[Start of section]
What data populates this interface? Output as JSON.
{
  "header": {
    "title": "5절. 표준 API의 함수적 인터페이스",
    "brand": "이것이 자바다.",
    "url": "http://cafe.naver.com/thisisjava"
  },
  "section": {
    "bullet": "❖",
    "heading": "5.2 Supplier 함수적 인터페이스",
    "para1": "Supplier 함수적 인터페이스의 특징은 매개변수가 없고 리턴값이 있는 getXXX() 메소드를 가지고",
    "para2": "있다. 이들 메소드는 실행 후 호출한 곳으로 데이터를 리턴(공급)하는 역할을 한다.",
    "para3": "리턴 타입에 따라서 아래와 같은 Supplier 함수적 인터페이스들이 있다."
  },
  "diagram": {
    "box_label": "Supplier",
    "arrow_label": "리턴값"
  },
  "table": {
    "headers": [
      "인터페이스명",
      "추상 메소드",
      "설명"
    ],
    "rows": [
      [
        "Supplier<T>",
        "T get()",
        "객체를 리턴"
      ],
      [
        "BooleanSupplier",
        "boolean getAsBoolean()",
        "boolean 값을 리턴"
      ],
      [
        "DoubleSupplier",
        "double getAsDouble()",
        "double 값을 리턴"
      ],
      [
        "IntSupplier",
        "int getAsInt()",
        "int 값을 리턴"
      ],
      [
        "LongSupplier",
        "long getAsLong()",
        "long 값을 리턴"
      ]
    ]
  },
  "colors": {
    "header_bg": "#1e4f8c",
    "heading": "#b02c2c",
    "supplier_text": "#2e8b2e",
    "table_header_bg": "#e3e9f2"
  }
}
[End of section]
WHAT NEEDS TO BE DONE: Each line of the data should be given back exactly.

REPLY TO THE EXERCISE:
What data populates this interface? Output as JSON.
{
  "header": {
    "title": "5절. 표준 API의 함수적 인터페이스",
    "brand": "이것이 자바다.",
    "url": "http://cafe.naver.com/thisisjava"
  },
  "section": {
    "bullet": "❖",
    "heading": "5.2 Supplier 함수적 인터페이스",
    "para1": "Supplier 함수적 인터페이스의 특징은 매개변수가 없고 리턴값이 있는 getXXX() 메소드를 가지고",
    "para2": "있다. 이들 메소드는 실행 후 호출한 곳으로 데이터를 리턴(공급)하는 역할을 한다.",
    "para3": "리턴 타입에 따라서 아래와 같은 Supplier 함수적 인터페이스들이 있다."
  },
  "diagram": {
    "box_label": "Supplier",
    "arrow_label": "리턴값"
  },
  "table": {
    "headers": [
      "인터페이스명",
      "추상 메소드",
      "설명"
    ],
    "rows": [
      [
        "Supplier<T>",
        "T get()",
        "객체를 리턴"
      ],
      [
        "BooleanSupplier",
        "boolean getAsBoolean()",
        "boolean 값을 리턴"
      ],
      [
        "DoubleSupplier",
        "double getAsDouble()",
        "double 값을 리턴"
      ],
      [
        "IntSupplier",
        "int getAsInt()",
        "int 값을 리턴"
      ],
      [
        "LongSupplier",
        "long getAsLong()",
        "long 값을 리턴"
      ]
    ]
  },
  "colors": {
    "header_bg": "#1e4f8c",
    "heading": "#b02c2c",
    "supplier_text": "#2e8b2e",
    "table_header_bg": "#e3e9f2"
  }
}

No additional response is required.